RECORDS SUPPLIED:
::::::::
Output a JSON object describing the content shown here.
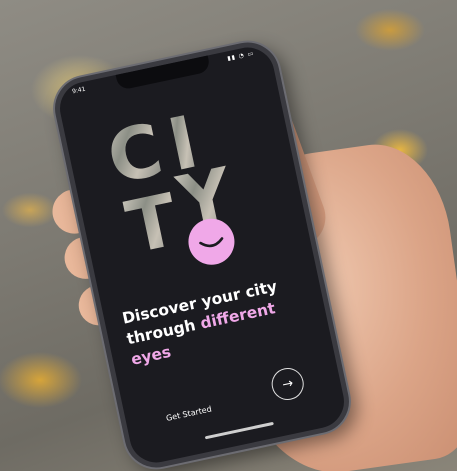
{
  "status_bar": {
    "time": "9:41",
    "icons": "▮▮ ◔ ▭"
  },
  "logo": {
    "letters": [
      "C",
      "I",
      "T",
      "Y"
    ]
  },
  "headline": {
    "line1": "Discover your city",
    "line2_plain": "through ",
    "line2_accent": "different",
    "line3_accent": "eyes"
  },
  "cta": {
    "label": "Get Started",
    "arrow": "→"
  },
  "icons": {
    "smile": "smile-icon",
    "next": "arrow-right-icon"
  },
  "colors": {
    "accent": "#f0a8e8",
    "screen_bg": "#1b1b20",
    "text": "#ffffff"
  }
}
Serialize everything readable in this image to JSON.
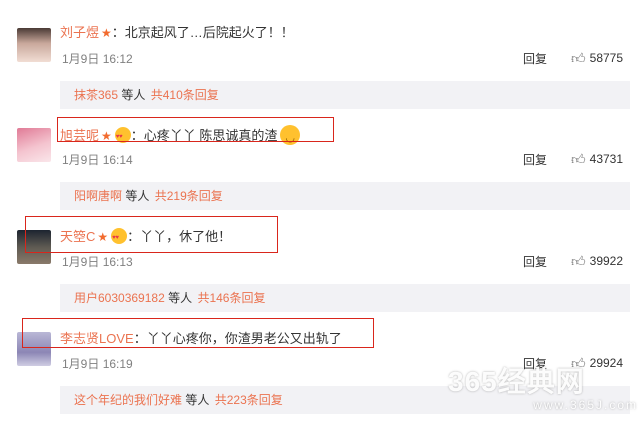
{
  "comments": [
    {
      "username": "刘子煜",
      "text": "：北京起风了…后院起火了！！",
      "date": "1月9日",
      "time": "16:12",
      "reply_label": "回复",
      "likes": "58775",
      "sub": {
        "user": "抹茶365",
        "mid": "等人",
        "count": "共410条回复"
      }
    },
    {
      "username": "旭芸呢",
      "text": "：心疼丫丫 陈思诚真的渣",
      "date": "1月9日",
      "time": "16:14",
      "reply_label": "回复",
      "likes": "43731",
      "sub": {
        "user": "阳啊唐啊",
        "mid": "等人",
        "count": "共219条回复"
      }
    },
    {
      "username": "天箜C",
      "text": "：丫丫，休了他！",
      "date": "1月9日",
      "time": "16:13",
      "reply_label": "回复",
      "likes": "39922",
      "sub": {
        "user": "用户6030369182",
        "mid": "等人",
        "count": "共146条回复"
      }
    },
    {
      "username": "李志贤LOVE",
      "text": "：丫丫心疼你，你渣男老公又出轨了",
      "date": "1月9日",
      "time": "16:19",
      "reply_label": "回复",
      "likes": "29924",
      "sub": {
        "user": "这个年纪的我们好难",
        "mid": "等人",
        "count": "共223条回复"
      }
    }
  ],
  "watermark": {
    "main": "365经典网",
    "sub": "www.365J.com"
  },
  "colors": {
    "username": "#eb7350",
    "highlight_box": "#d9261c",
    "sub_bar": "#f2f2f5"
  },
  "icons": {
    "verified": "star-badge-icon",
    "like": "thumbs-up-icon",
    "emoji": "emoji-icon"
  }
}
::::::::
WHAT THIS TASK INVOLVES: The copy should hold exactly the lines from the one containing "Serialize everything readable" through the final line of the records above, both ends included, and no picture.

REPLY:
Serialize everything readable in this image to JSON.
{
  "comments": [
    {
      "username": "刘子煜",
      "text": "：北京起风了…后院起火了！！",
      "date": "1月9日",
      "time": "16:12",
      "reply_label": "回复",
      "likes": "58775",
      "sub": {
        "user": "抹茶365",
        "mid": "等人",
        "count": "共410条回复"
      }
    },
    {
      "username": "旭芸呢",
      "text": "：心疼丫丫 陈思诚真的渣",
      "date": "1月9日",
      "time": "16:14",
      "reply_label": "回复",
      "likes": "43731",
      "sub": {
        "user": "阳啊唐啊",
        "mid": "等人",
        "count": "共219条回复"
      }
    },
    {
      "username": "天箜C",
      "text": "：丫丫，休了他！",
      "date": "1月9日",
      "time": "16:13",
      "reply_label": "回复",
      "likes": "39922",
      "sub": {
        "user": "用户6030369182",
        "mid": "等人",
        "count": "共146条回复"
      }
    },
    {
      "username": "李志贤LOVE",
      "text": "：丫丫心疼你，你渣男老公又出轨了",
      "date": "1月9日",
      "time": "16:19",
      "reply_label": "回复",
      "likes": "29924",
      "sub": {
        "user": "这个年纪的我们好难",
        "mid": "等人",
        "count": "共223条回复"
      }
    }
  ],
  "watermark": {
    "main": "365经典网",
    "sub": "www.365J.com"
  },
  "colors": {
    "username": "#eb7350",
    "highlight_box": "#d9261c",
    "sub_bar": "#f2f2f5"
  },
  "icons": {
    "verified": "star-badge-icon",
    "like": "thumbs-up-icon",
    "emoji": "emoji-icon"
  }
}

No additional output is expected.